Start of Block
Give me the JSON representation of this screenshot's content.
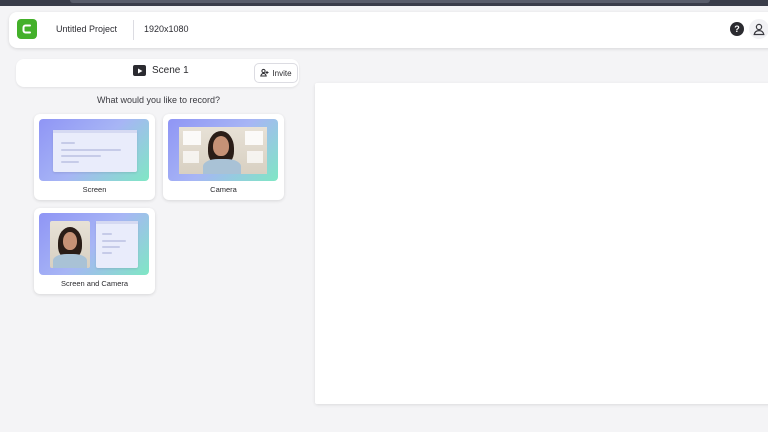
{
  "header": {
    "project_title": "Untitled Project",
    "resolution": "1920x1080",
    "help_label": "?"
  },
  "scene": {
    "label": "Scene 1",
    "invite_label": "Invite"
  },
  "record": {
    "question": "What would you like to record?",
    "options": [
      {
        "label": "Screen"
      },
      {
        "label": "Camera"
      },
      {
        "label": "Screen and Camera"
      }
    ]
  },
  "colors": {
    "brand_green": "#43b02a",
    "thumb_gradient_start": "#8f95f5",
    "thumb_gradient_end": "#7fe7c4"
  },
  "icons": [
    "camtasia-logo-icon",
    "help-icon",
    "user-icon",
    "play-icon",
    "invite-icon"
  ]
}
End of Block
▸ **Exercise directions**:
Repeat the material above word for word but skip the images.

▸ **Reply**:
Give me the JSON representation of this screenshot's content.
{
  "header": {
    "project_title": "Untitled Project",
    "resolution": "1920x1080",
    "help_label": "?"
  },
  "scene": {
    "label": "Scene 1",
    "invite_label": "Invite"
  },
  "record": {
    "question": "What would you like to record?",
    "options": [
      {
        "label": "Screen"
      },
      {
        "label": "Camera"
      },
      {
        "label": "Screen and Camera"
      }
    ]
  },
  "colors": {
    "brand_green": "#43b02a",
    "thumb_gradient_start": "#8f95f5",
    "thumb_gradient_end": "#7fe7c4"
  },
  "icons": [
    "camtasia-logo-icon",
    "help-icon",
    "user-icon",
    "play-icon",
    "invite-icon"
  ]
}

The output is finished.